The Looming Lens Battle
One of my tells for how well models and formats are doing are products developed by independent lens makers. They watch camera-buying trends like hawks. For example, they took a wait-and-see attitude about offering lenses for mirrorless cameras. However, now that the floodgates have opened there’s no lack of options for that category. Of course, just as they fill in the gaps, full-frame/new mount mirrorless cameras come along.
Will the independents continue to produce full and smaller sensor format lenses for DSLRs? They would have to assume the large installed base of buyers will continue to expand their kits. Or use adapters if they switch to FFM models. Or will the independents start developing Canon RF- and Nikon Z-mount optics? We have heard mention of third-party adapters for DSLRs to Z- and RF-mount bodies; the race has begun.
Or will the L coalition start a movement for lens/camera interchangeability, making use of cameras with mix-and-match lenses a trend? Much like MFT lenses were crossbred for that format, will the L line be the same for full frame?
Moreover, the popularity of Sony’s E mount spurred many to get into the game, for both APS-C and full-frame cameras. They include, of course, Tamron, Zeiss and Samyang. However, others include Voigtlander-Cosina, who added to their E-mount lenses with a 21mm f/3.5. And Venus Optics brought their Laowa 10–18mm f/4.5–5.6 FE to photokina dubbed as the “world’s widest zoom” for that class. Sony itself, perhaps feeling the heat from Nikon and Canon, and now the L Alliance, showed a busy 2019 lens “roadmap.”
Also, Fujifilm X-mount lenses were shown by Zeiss and Rokinon/Samyang. Furthermore, Fujifilm had two intros: the XF200mm f/2 and XF8–16mm f/2.8 zoom. Also exhibited were new entrants in the super-format arena.
Both Sides of the Fence
Indeed, camera makers are playing both sides of the fence. In Canon’s case, it might be three sides. This is witnessed by their debut of two EF-mount teles, the EF 400mm f/2.8 L and EF 600mm f/4 L, and even a 32mm f/1.4 STM lens for the M mount. Although Nikon does not face this triple conundrum, as they dropped their Nikon 1 line last year, they recently unveiled the 500mm f/5.6 E full-frame DSLR lens.
I don’t envy OEM and independent lens manufacturers. It is beginning to feel like a game of “who’s on first?” Consumers (and manufacturers and dealers) will certainly need a scorecard.
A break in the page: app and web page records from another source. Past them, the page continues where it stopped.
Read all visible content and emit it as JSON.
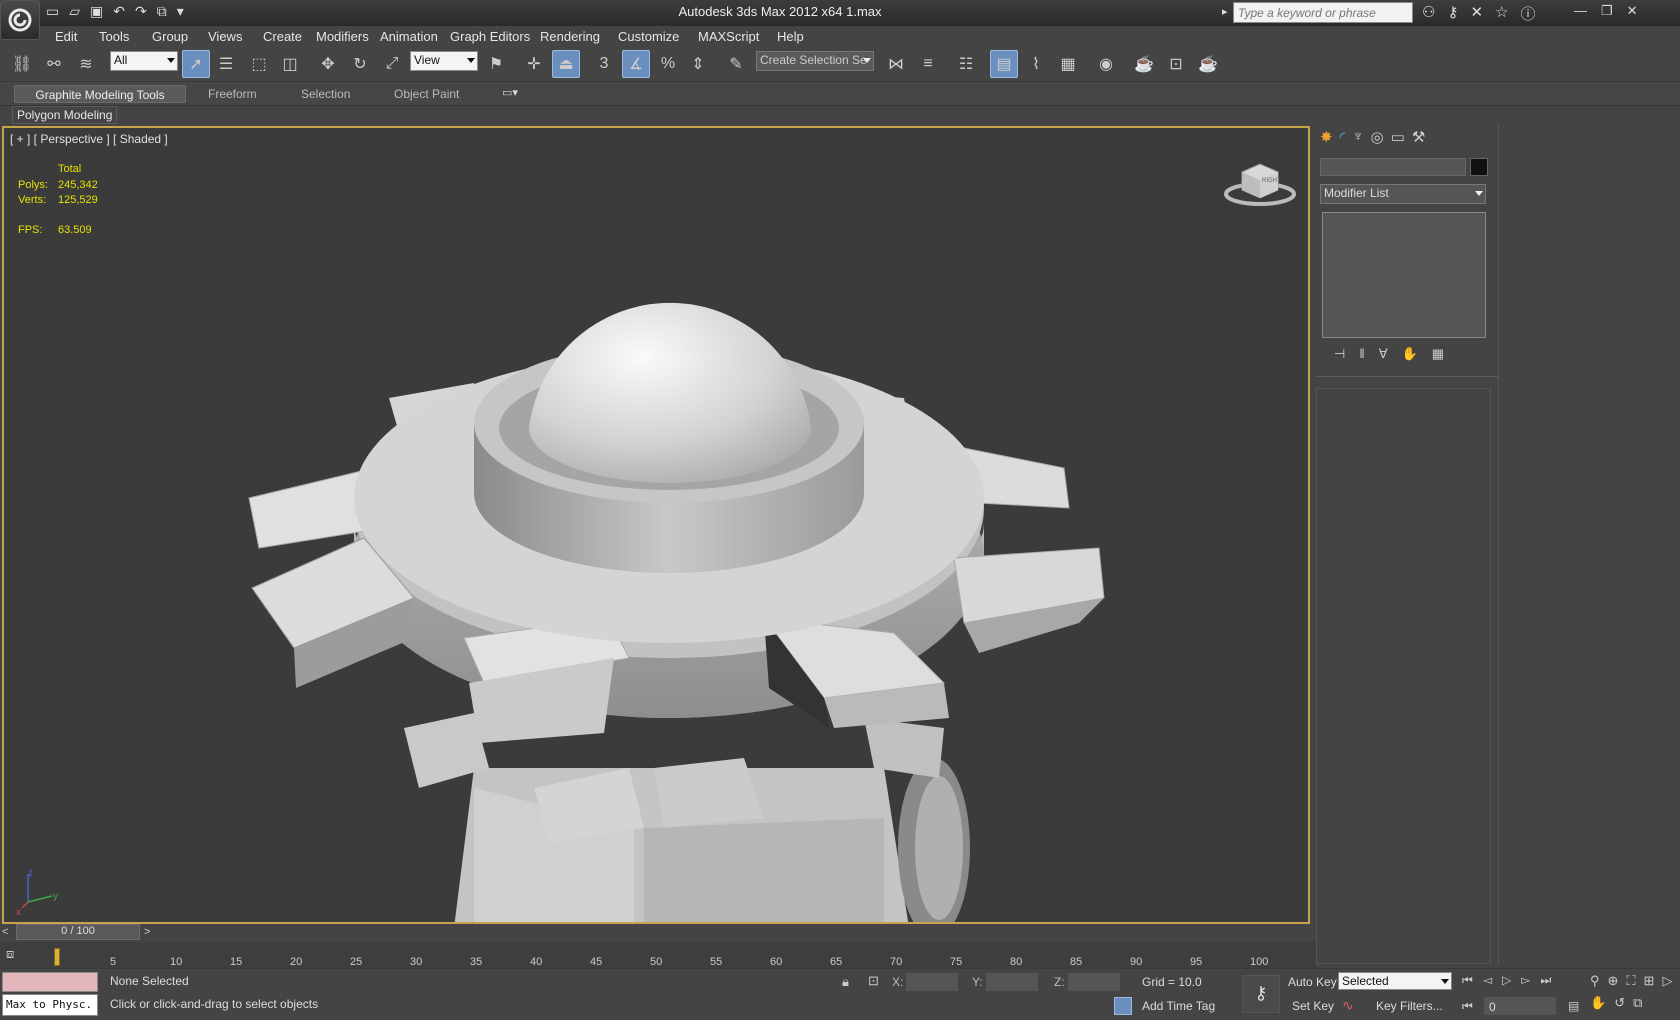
{
  "window": {
    "title": "Autodesk 3ds Max  2012 x64      1.max",
    "search_placeholder": "Type a keyword or phrase"
  },
  "menu": [
    "Edit",
    "Tools",
    "Group",
    "Views",
    "Create",
    "Modifiers",
    "Animation",
    "Graph Editors",
    "Rendering",
    "Customize",
    "MAXScript",
    "Help"
  ],
  "toolbar": {
    "selection_filter": "All",
    "ref_coord": "View",
    "snap_value": "3",
    "named_selection": "Create Selection Se"
  },
  "ribbon": {
    "tabs": [
      "Graphite Modeling Tools",
      "Freeform",
      "Selection",
      "Object Paint"
    ],
    "panel": "Polygon Modeling"
  },
  "viewport": {
    "label": "[ + ] [ Perspective ] [ Shaded ]",
    "stats": {
      "header": "Total",
      "polys_label": "Polys:",
      "polys": "245,342",
      "verts_label": "Verts:",
      "verts": "125,529",
      "fps_label": "FPS:",
      "fps": "63.509"
    },
    "viewcube_label": "RIGHT",
    "axes": {
      "x": "x",
      "y": "y",
      "z": "z"
    }
  },
  "command_panel": {
    "modifier_list": "Modifier List"
  },
  "timeline": {
    "frame_display": "0 / 100",
    "ticks": [
      "5",
      "10",
      "15",
      "20",
      "25",
      "30",
      "35",
      "40",
      "45",
      "50",
      "55",
      "60",
      "65",
      "70",
      "75",
      "80",
      "85",
      "90",
      "95",
      "100"
    ]
  },
  "status": {
    "maxscript": "Max to Physc.",
    "selection": "None Selected",
    "prompt": "Click or click-and-drag to select objects",
    "x_label": "X:",
    "y_label": "Y:",
    "z_label": "Z:",
    "grid": "Grid = 10.0",
    "add_time_tag": "Add Time Tag",
    "auto_key": "Auto Key",
    "set_key": "Set Key",
    "key_mode": "Selected",
    "key_filters": "Key Filters...",
    "current_frame": "0"
  },
  "colors": {
    "viewport_border": "#c8a54a",
    "stats_text": "#e8e000",
    "active_button": "#6a8fbf"
  }
}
All told, it looks like full-frame is the flavor of the month and will dominate both camera and lens news this coming year.
In all, the “smaller” footprint—five halls and various passageways—and the shorter number of days made for a more intense and efficient experience. This was promised and delivered by the new configuration, even with close to 900 exhibitors.
Moreover, the show was billed as more than a display of new cameras and lenses. A strong effort was made to encompass wider vistas for the imaging world, such as AI and VR. This was perhaps less successful than I imagine was desired. And, as mentioned, it didn’t draw much of a crowd. Perhaps less of a separation between the main show and this segment might be helpful. However, the booths in this segment were relatively small and couldn’t handle much of a crowd anyway.
In addition, as is the custom, gallery pop-ups and exhibits were sprinkled throughout and in Cologne. This made attendees feel immersed in the gear as well as the art and craft of imaging each and every day.
While smaller and designed to draw in the public, photokina still dwarves other worldwide photo product/education show competitors. This allows the organizers to maintain the claim to the World’s Fair of Imaging crown.
Of course, one of the challenges to photokina is the fact that the next installment follows hard on the heels of this one—May 2019—and becomes yearly thereafter. As an imaging event, particularly a Euro-centric one, it should succeed, given the enthusiastic crowds it drew. As for a yearly trade/business show, we’ll stay tuned. But I do wish them luck.